Write out every entry again exactly as it stands.
---- Task input
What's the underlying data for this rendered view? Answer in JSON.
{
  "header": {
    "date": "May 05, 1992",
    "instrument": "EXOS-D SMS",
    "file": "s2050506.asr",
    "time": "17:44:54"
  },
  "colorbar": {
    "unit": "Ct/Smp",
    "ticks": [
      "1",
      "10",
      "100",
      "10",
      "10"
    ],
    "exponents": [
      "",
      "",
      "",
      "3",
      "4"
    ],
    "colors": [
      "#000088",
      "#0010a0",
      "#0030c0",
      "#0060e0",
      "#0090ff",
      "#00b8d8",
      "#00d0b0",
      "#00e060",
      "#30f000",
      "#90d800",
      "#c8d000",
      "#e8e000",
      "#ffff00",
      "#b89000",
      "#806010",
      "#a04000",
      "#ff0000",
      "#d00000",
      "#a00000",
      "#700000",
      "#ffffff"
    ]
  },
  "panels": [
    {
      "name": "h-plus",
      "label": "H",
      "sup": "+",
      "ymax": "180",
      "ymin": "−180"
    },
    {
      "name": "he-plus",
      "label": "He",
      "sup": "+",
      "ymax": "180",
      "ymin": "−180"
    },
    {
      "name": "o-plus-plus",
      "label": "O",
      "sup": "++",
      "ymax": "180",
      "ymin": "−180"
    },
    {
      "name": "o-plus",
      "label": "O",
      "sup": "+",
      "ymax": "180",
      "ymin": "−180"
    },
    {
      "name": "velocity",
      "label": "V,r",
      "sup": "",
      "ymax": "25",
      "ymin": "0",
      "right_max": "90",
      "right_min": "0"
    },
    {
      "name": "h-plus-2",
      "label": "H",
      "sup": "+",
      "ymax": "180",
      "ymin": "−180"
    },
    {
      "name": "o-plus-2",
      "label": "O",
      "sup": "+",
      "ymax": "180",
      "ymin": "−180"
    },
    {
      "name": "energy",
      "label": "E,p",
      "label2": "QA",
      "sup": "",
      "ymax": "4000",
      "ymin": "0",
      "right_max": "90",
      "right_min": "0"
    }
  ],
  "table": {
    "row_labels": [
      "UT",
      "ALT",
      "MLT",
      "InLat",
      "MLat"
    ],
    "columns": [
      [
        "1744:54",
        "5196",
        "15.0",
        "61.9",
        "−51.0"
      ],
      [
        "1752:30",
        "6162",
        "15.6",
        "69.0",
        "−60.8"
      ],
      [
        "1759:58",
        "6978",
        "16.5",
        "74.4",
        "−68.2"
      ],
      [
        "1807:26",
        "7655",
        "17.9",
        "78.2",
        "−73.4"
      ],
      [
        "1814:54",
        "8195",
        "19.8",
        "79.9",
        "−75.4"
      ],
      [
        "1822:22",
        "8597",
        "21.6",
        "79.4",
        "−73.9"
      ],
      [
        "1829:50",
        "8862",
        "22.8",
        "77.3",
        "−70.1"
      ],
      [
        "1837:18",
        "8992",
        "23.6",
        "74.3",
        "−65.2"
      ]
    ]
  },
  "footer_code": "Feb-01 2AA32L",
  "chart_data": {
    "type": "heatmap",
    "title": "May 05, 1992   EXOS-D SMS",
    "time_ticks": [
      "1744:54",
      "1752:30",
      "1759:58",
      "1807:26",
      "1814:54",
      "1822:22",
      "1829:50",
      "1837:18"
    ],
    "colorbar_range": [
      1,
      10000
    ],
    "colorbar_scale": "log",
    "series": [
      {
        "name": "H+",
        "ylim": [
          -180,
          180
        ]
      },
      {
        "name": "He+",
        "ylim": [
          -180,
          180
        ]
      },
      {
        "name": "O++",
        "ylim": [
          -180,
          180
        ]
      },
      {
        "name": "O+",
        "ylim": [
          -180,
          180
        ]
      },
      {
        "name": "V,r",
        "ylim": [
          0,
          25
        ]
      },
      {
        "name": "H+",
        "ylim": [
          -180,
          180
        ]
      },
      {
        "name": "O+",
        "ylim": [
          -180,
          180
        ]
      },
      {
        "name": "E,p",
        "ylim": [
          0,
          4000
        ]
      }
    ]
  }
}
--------
Written solution:
What's the underlying data for this rendered view? Answer in JSON.
{
  "header": {
    "date": "May 05, 1992",
    "instrument": "EXOS-D SMS",
    "file": "s2050506.asr",
    "time": "17:44:54"
  },
  "colorbar": {
    "unit": "Ct/Smp",
    "ticks": [
      "1",
      "10",
      "100",
      "10",
      "10"
    ],
    "exponents": [
      "",
      "",
      "",
      "3",
      "4"
    ],
    "colors": [
      "#000088",
      "#0010a0",
      "#0030c0",
      "#0060e0",
      "#0090ff",
      "#00b8d8",
      "#00d0b0",
      "#00e060",
      "#30f000",
      "#90d800",
      "#c8d000",
      "#e8e000",
      "#ffff00",
      "#b89000",
      "#806010",
      "#a04000",
      "#ff0000",
      "#d00000",
      "#a00000",
      "#700000",
      "#ffffff"
    ]
  },
  "panels": [
    {
      "name": "h-plus",
      "label": "H",
      "sup": "+",
      "ymax": "180",
      "ymin": "−180"
    },
    {
      "name": "he-plus",
      "label": "He",
      "sup": "+",
      "ymax": "180",
      "ymin": "−180"
    },
    {
      "name": "o-plus-plus",
      "label": "O",
      "sup": "++",
      "ymax": "180",
      "ymin": "−180"
    },
    {
      "name": "o-plus",
      "label": "O",
      "sup": "+",
      "ymax": "180",
      "ymin": "−180"
    },
    {
      "name": "velocity",
      "label": "V,r",
      "sup": "",
      "ymax": "25",
      "ymin": "0",
      "right_max": "90",
      "right_min": "0"
    },
    {
      "name": "h-plus-2",
      "label": "H",
      "sup": "+",
      "ymax": "180",
      "ymin": "−180"
    },
    {
      "name": "o-plus-2",
      "label": "O",
      "sup": "+",
      "ymax": "180",
      "ymin": "−180"
    },
    {
      "name": "energy",
      "label": "E,p",
      "label2": "QA",
      "sup": "",
      "ymax": "4000",
      "ymin": "0",
      "right_max": "90",
      "right_min": "0"
    }
  ],
  "table": {
    "row_labels": [
      "UT",
      "ALT",
      "MLT",
      "InLat",
      "MLat"
    ],
    "columns": [
      [
        "1744:54",
        "5196",
        "15.0",
        "61.9",
        "−51.0"
      ],
      [
        "1752:30",
        "6162",
        "15.6",
        "69.0",
        "−60.8"
      ],
      [
        "1759:58",
        "6978",
        "16.5",
        "74.4",
        "−68.2"
      ],
      [
        "1807:26",
        "7655",
        "17.9",
        "78.2",
        "−73.4"
      ],
      [
        "1814:54",
        "8195",
        "19.8",
        "79.9",
        "−75.4"
      ],
      [
        "1822:22",
        "8597",
        "21.6",
        "79.4",
        "−73.9"
      ],
      [
        "1829:50",
        "8862",
        "22.8",
        "77.3",
        "−70.1"
      ],
      [
        "1837:18",
        "8992",
        "23.6",
        "74.3",
        "−65.2"
      ]
    ]
  },
  "footer_code": "Feb-01 2AA32L",
  "chart_data": {
    "type": "heatmap",
    "title": "May 05, 1992   EXOS-D SMS",
    "time_ticks": [
      "1744:54",
      "1752:30",
      "1759:58",
      "1807:26",
      "1814:54",
      "1822:22",
      "1829:50",
      "1837:18"
    ],
    "colorbar_range": [
      1,
      10000
    ],
    "colorbar_scale": "log",
    "series": [
      {
        "name": "H+",
        "ylim": [
          -180,
          180
        ]
      },
      {
        "name": "He+",
        "ylim": [
          -180,
          180
        ]
      },
      {
        "name": "O++",
        "ylim": [
          -180,
          180
        ]
      },
      {
        "name": "O+",
        "ylim": [
          -180,
          180
        ]
      },
      {
        "name": "V,r",
        "ylim": [
          0,
          25
        ]
      },
      {
        "name": "H+",
        "ylim": [
          -180,
          180
        ]
      },
      {
        "name": "O+",
        "ylim": [
          -180,
          180
        ]
      },
      {
        "name": "E,p",
        "ylim": [
          0,
          4000
        ]
      }
    ]
  }
}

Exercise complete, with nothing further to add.